Halloween is right around the corner and you may be in need of some spooktacular makeup ideas to complete your costume. Minnesota School of Cosmetology Admissions Representatives, Nicole Linscheid and Sonya Stelmachuk hosted a Halloween Open House where they shared some tips and tricks to either gorify your look or quickly put something together to complete your look.
Using a toothpick makes it easy to create tears in the Latex
Use different colors such as purple or yellow creating a “bruised” effect
Let the blood drip a little to create more of that “fresh blood” look
Click below to watch how to get this look:
Quick Halloween Look:
A cat or bunny is easy to create with some black eye liner, and white or pink shadow
Cat – just paint a nose and some whickers
Rabbit- heart on the nose drawn on with black liner, fill in with some pink and create some whiskers
Grab some cat ears or bunny ears and your good to go!
Have a spooktacular Halloween everyone, from the Minnesota School of Cosmetology!
Minnesota School of Cosmetology invites Brandon, who suffers from a rare genetic disorder called trisomy 18, also known as Edwards syndrome, to shadow students every other week at the Woodbury campus to learn more about the cosmetology industry.
Brandon first visited the campus as a client with his mother Natalie where he expressed his dream of becoming a cosmetologist. Brandon’s mom reached out to Minnesota School of Cosmetology’s Campus Director, Jill Hocking, and came up with the idea of allowing him to come to campus every other week to learn new skills from the students.
“I love fashion, doing hair, makeup and polishing nails,” said Brandon. “I’m really happy to be here!”
One employee who stopped by to say hello shared how happy he is when he is on campus. “He was just moving around the mannequin, blow drying like he was a famous hair stylist.”
Brandon’s genetic defect has caused him to have a cleft lip and palate, growth retardation, and he has had to have multiple surgeries to reconstruct his ear canals and he wears a hearing aid. He also had to get growth hormone shots for many years because he was not growing and was way under the normal percentile for his age. The doctors said Brandon would never talk, crawl or walk.
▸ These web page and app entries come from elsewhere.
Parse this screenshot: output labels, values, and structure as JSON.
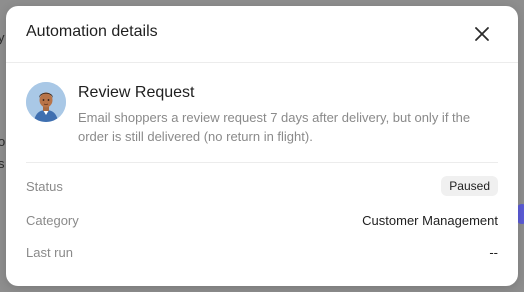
{
  "background": {
    "fragment_1": "y",
    "fragment_2": "o",
    "fragment_3": "s"
  },
  "modal": {
    "title": "Automation details",
    "close_icon": "close-icon",
    "automation": {
      "avatar_icon": "avatar",
      "name": "Review Request",
      "description": "Email shoppers a review request 7 days after delivery, but only if the order is still delivered (no return in flight)."
    },
    "details": {
      "status_label": "Status",
      "status_value": "Paused",
      "category_label": "Category",
      "category_value": "Customer Management",
      "last_run_label": "Last run",
      "last_run_value": "--"
    }
  },
  "colors": {
    "overlay": "#8e8e8e",
    "accent": "#5b5bd6",
    "badge_bg": "#f0f0f0"
  }
}
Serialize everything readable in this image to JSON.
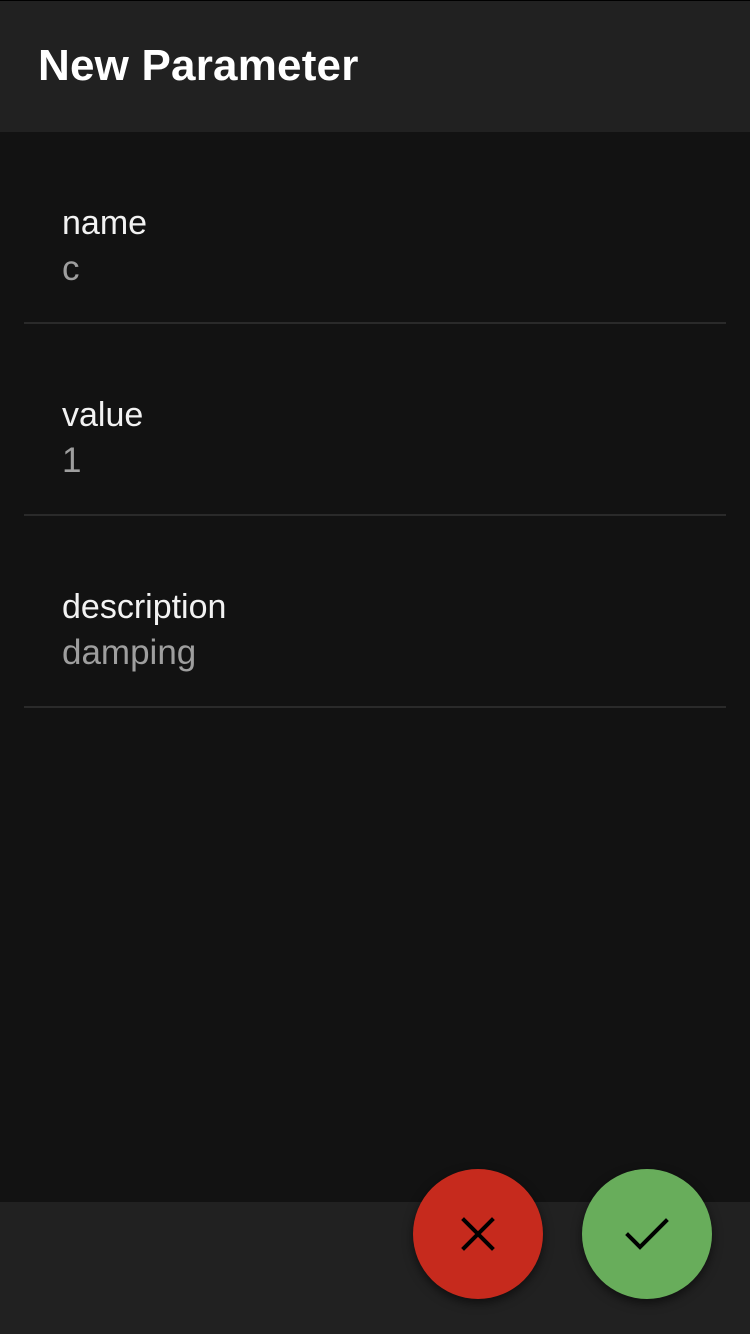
{
  "app_bar": {
    "title": "New Parameter"
  },
  "form": {
    "fields": [
      {
        "label": "name",
        "value": "c"
      },
      {
        "label": "value",
        "value": "1"
      },
      {
        "label": "description",
        "value": "damping"
      }
    ]
  },
  "actions": {
    "cancel": {
      "icon": "close-icon",
      "color": "#c62a1d"
    },
    "confirm": {
      "icon": "check-icon",
      "color": "#68ad5b"
    }
  },
  "colors": {
    "background": "#121212",
    "bar": "#212121"
  }
}
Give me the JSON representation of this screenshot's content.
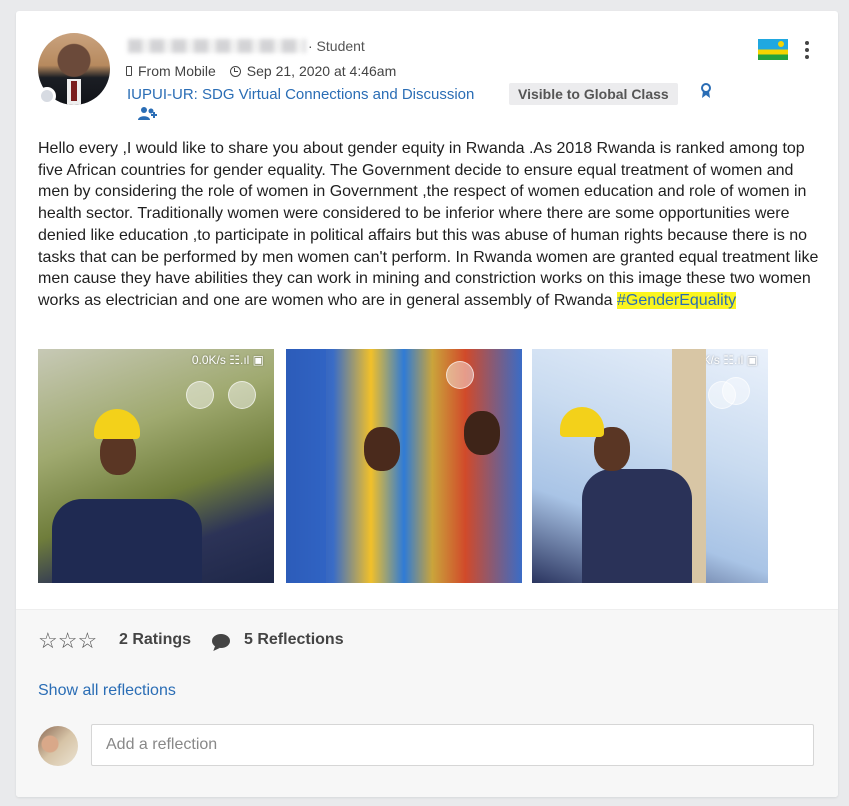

Brandon’s mom dedicated her life to him. According to Natalie, the doctors and social workers said that they thought she should give Brandon to foster care because he was not going to live long. It was at this exact moment in time, that his father walked out of the hospital and left her there alone.
“I told them no. I said that if Brandon was going to die he would die with me,” said Natalie. “I taught him how to crawl and also to walk. He has had many surgeries on his mouth and ears. On one occasion he stopped breathing when they were putting him to sleep and he almost died. He was in ICU for 2 weeks connected to multiple machines.”
“I’m very thankful to you guys for accepting him and making him feel so special. Sincerely, thank you!” said Brandon’s mom.
About Trisomy 18:
According to U.S. National Library of Medicine, trisomy 18, also called Edwards syndrome, is a chromosomal condition associated with abnormalities in many parts of the body. Individuals with trisomy 18 often have slow growth before birth (intrauterine growth retardation) and a low birth weight. Affected individuals may have heart defects and abnormalities of other organs that develop before birth. Other features of trisomy 18 include a small, abnormally shaped head; a small jaw and mouth; and clenched fists with overlapping fingers. Due to the presence of several life-threatening medical problems, many individuals with trisomy 18 die before birth or within their first month. Five to 10 percent of children with this condition live past their first year, and these children often have severe intellectual disability.
Connecting Community & Cosmetology:
Minnesota School of Cosmetology is looking into having more aspiring community members with disabilities shadow students at our campus to learn more about the cosmetology industry. If you or someone you know is interested please contact Jill Hocking, campus director at firstname.lastname@example.org.